An important attribute of the MedDiet is the focus on eating patterns as opposed to strict formulations. There are no calorie or fat calculations. And because many different countries practice the same concepts, there are many variations depending on regional availability of the beneficial foodstuffs. There is no specific definition, with flexibility in how it manifests. This attribute allows one to tailor it to their needs and preferences.
The benefits appear to be due, at least in part, to the healthy fats consumed in the Mediterranean Diet, which are derived from foods like olive oil, nuts and fish. The reduction of saturated fat and trans-fat is an additional factor in its health benefits. Small amounts of saturated fat are important but too much raises your bad cholesterol, increasing the risk of plaque buildup in your arteries. On the other hand, trans fat has no health benefits whatsoever, being completely artificial. Both of these bad fats appear likely to increase blood-borne levels of inflammation.
Those aiming to align their dietary regimen with the MedDiet should make vegetables the foundation of their foodstuffs. Also important is regular consumption of beans, lentils, and nuts. Whole grains are recommended as part of the MedDiet, eschewing refined carbohydrates and processed flours. Also part of the dietary regimen is a moderate amount of cheese and yogurt.
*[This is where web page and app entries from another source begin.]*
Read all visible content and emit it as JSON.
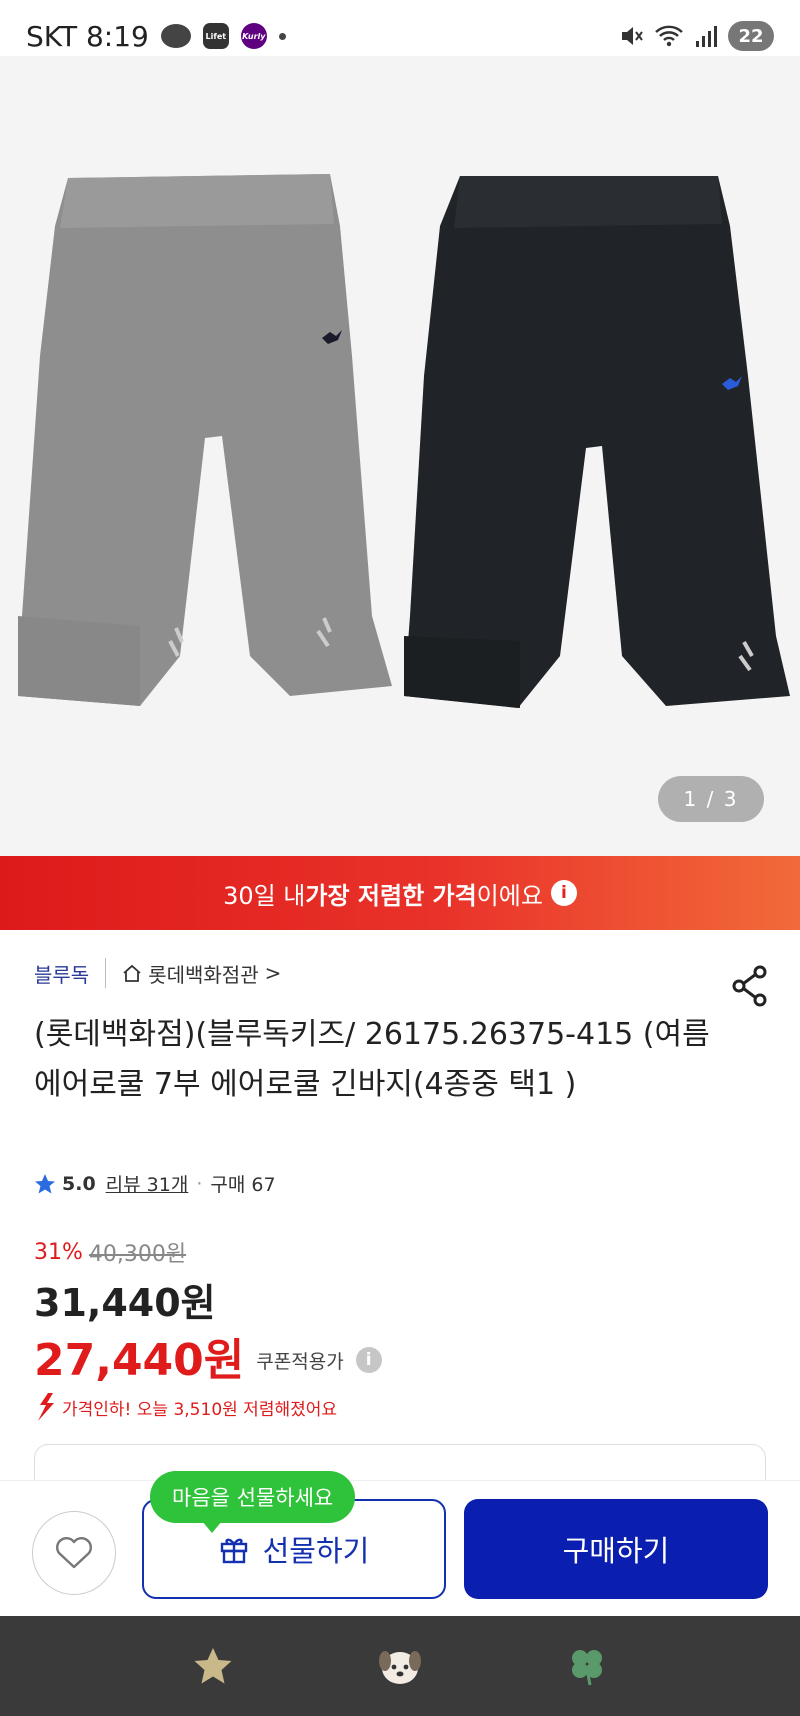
{
  "status_bar": {
    "carrier_time": "SKT 8:19",
    "chip_lifet": "Lifet",
    "chip_kurly": "Kurly",
    "battery": "22"
  },
  "gallery": {
    "counter": "1 / 3"
  },
  "banner": {
    "prefix": "30일 내 ",
    "highlight": "가장 저렴한 가격",
    "suffix": "이에요",
    "info_glyph": "i"
  },
  "product": {
    "brand": "블루독",
    "store": "롯데백화점관",
    "store_chevron": ">",
    "title": "(롯데백화점)(블루독키즈/ 26175.26375-415 (여름 에어로쿨 7부 에어로쿨 긴바지(4종중 택1 )",
    "rating": "5.0",
    "review": "리뷰 31개",
    "purchases": "구매 67",
    "sep": "·"
  },
  "pricing": {
    "discount_rate": "31%",
    "original_price": "40,300원",
    "price": "31,440원",
    "coupon_price": "27,440원",
    "coupon_label": "쿠폰적용가",
    "coupon_info": "i",
    "price_drop": "가격인하! 오늘 3,510원 저렴해졌어요"
  },
  "actions": {
    "gift_tooltip": "마음을 선물하세요",
    "gift_label": "선물하기",
    "buy_label": "구매하기"
  },
  "colors": {
    "accent_blue": "#0a1fb0",
    "sale_red": "#e01b1b",
    "tooltip_green": "#2fc23b"
  }
}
The Mediterranean diet limits the use of sodium, healthy since a diet high in sodium can raise your blood pressure. There is minimal consumption of sugars and refined carbohydrates, which have numerous harmful effects on our body. Foods high in refined carbs can lead to spikes in blood sugar levels, encouraging metabolic syndrome, diabetes and prediabetes, as well as central adiposity.
Western medicine would like to distill health-giving therapies down to a single agent, but this is not how nature works. Studies have ably demonstrated the diverse assortment of food types in the MedDiet are optimal for health. There’s no single food or ingredient responsible for the many benefits. Instead, the diet is good for you because of the combination of nutrients it provides. The MedDiet is unique, especially because of the relatively high intake of nuts and olive oil, along with including a moderate intake of wine.
The global industrialization of society has led to a rapid dissemination of ultra-processed foods, fast food, and unhealthy eating patterns. An overview of disease trends reveals a clear association with the Western diet, with its emphasis on meat at every meal, packaged foods, and the ubiquitous use of saturated and trans fats.
Although definitive information about nutrition and its relationship to health and disease prevention has been slow in coming, the evidence now is clear. We have done enough studies and gathered sufficient evidence. We know that health, well-being, and longevity are fostered, encouraged, and more likely achieved, if one follows the tenets of the Mediterranean diet.